● **Data to process**:
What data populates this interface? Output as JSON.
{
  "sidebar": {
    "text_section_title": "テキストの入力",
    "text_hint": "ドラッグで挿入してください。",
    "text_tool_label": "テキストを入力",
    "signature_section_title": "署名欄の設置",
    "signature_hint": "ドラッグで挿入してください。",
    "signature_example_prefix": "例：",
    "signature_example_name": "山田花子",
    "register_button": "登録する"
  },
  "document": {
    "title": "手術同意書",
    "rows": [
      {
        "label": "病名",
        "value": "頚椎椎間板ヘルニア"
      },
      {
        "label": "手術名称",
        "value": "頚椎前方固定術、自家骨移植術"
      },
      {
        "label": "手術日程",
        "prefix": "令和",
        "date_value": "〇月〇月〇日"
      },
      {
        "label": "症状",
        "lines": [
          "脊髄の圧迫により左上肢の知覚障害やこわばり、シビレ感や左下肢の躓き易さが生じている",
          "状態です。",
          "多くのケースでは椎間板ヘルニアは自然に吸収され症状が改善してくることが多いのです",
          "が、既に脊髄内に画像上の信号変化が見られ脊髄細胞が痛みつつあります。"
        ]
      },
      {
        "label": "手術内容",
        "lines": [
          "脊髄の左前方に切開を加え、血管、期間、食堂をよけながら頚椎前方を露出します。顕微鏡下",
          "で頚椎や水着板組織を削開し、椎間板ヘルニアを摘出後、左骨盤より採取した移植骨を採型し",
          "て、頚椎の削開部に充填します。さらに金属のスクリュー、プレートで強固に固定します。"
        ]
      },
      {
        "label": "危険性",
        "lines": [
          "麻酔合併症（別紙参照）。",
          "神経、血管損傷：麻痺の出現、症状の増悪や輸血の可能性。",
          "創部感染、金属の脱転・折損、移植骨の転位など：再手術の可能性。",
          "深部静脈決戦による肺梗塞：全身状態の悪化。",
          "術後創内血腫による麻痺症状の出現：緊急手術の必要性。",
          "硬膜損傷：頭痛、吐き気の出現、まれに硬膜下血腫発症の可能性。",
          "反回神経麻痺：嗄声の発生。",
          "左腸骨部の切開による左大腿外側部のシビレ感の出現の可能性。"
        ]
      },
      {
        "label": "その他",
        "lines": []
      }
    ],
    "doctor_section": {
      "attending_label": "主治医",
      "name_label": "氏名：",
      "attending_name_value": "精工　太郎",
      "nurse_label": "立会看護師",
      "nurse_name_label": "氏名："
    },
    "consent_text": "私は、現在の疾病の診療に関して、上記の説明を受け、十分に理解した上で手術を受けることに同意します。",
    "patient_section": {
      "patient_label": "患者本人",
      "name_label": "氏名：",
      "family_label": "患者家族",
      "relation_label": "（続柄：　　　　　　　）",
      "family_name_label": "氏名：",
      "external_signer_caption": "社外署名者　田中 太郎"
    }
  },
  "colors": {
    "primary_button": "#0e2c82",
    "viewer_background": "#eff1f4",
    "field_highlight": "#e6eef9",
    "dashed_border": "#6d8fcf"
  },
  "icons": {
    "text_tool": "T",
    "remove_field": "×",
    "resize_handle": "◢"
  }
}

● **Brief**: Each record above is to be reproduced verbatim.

● **Written answer**:
What data populates this interface? Output as JSON.
{
  "sidebar": {
    "text_section_title": "テキストの入力",
    "text_hint": "ドラッグで挿入してください。",
    "text_tool_label": "テキストを入力",
    "signature_section_title": "署名欄の設置",
    "signature_hint": "ドラッグで挿入してください。",
    "signature_example_prefix": "例：",
    "signature_example_name": "山田花子",
    "register_button": "登録する"
  },
  "document": {
    "title": "手術同意書",
    "rows": [
      {
        "label": "病名",
        "value": "頚椎椎間板ヘルニア"
      },
      {
        "label": "手術名称",
        "value": "頚椎前方固定術、自家骨移植術"
      },
      {
        "label": "手術日程",
        "prefix": "令和",
        "date_value": "〇月〇月〇日"
      },
      {
        "label": "症状",
        "lines": [
          "脊髄の圧迫により左上肢の知覚障害やこわばり、シビレ感や左下肢の躓き易さが生じている",
          "状態です。",
          "多くのケースでは椎間板ヘルニアは自然に吸収され症状が改善してくることが多いのです",
          "が、既に脊髄内に画像上の信号変化が見られ脊髄細胞が痛みつつあります。"
        ]
      },
      {
        "label": "手術内容",
        "lines": [
          "脊髄の左前方に切開を加え、血管、期間、食堂をよけながら頚椎前方を露出します。顕微鏡下",
          "で頚椎や水着板組織を削開し、椎間板ヘルニアを摘出後、左骨盤より採取した移植骨を採型し",
          "て、頚椎の削開部に充填します。さらに金属のスクリュー、プレートで強固に固定します。"
        ]
      },
      {
        "label": "危険性",
        "lines": [
          "麻酔合併症（別紙参照）。",
          "神経、血管損傷：麻痺の出現、症状の増悪や輸血の可能性。",
          "創部感染、金属の脱転・折損、移植骨の転位など：再手術の可能性。",
          "深部静脈決戦による肺梗塞：全身状態の悪化。",
          "術後創内血腫による麻痺症状の出現：緊急手術の必要性。",
          "硬膜損傷：頭痛、吐き気の出現、まれに硬膜下血腫発症の可能性。",
          "反回神経麻痺：嗄声の発生。",
          "左腸骨部の切開による左大腿外側部のシビレ感の出現の可能性。"
        ]
      },
      {
        "label": "その他",
        "lines": []
      }
    ],
    "doctor_section": {
      "attending_label": "主治医",
      "name_label": "氏名：",
      "attending_name_value": "精工　太郎",
      "nurse_label": "立会看護師",
      "nurse_name_label": "氏名："
    },
    "consent_text": "私は、現在の疾病の診療に関して、上記の説明を受け、十分に理解した上で手術を受けることに同意します。",
    "patient_section": {
      "patient_label": "患者本人",
      "name_label": "氏名：",
      "family_label": "患者家族",
      "relation_label": "（続柄：　　　　　　　）",
      "family_name_label": "氏名：",
      "external_signer_caption": "社外署名者　田中 太郎"
    }
  },
  "colors": {
    "primary_button": "#0e2c82",
    "viewer_background": "#eff1f4",
    "field_highlight": "#e6eef9",
    "dashed_border": "#6d8fcf"
  },
  "icons": {
    "text_tool": "T",
    "remove_field": "×",
    "resize_handle": "◢"
  }
}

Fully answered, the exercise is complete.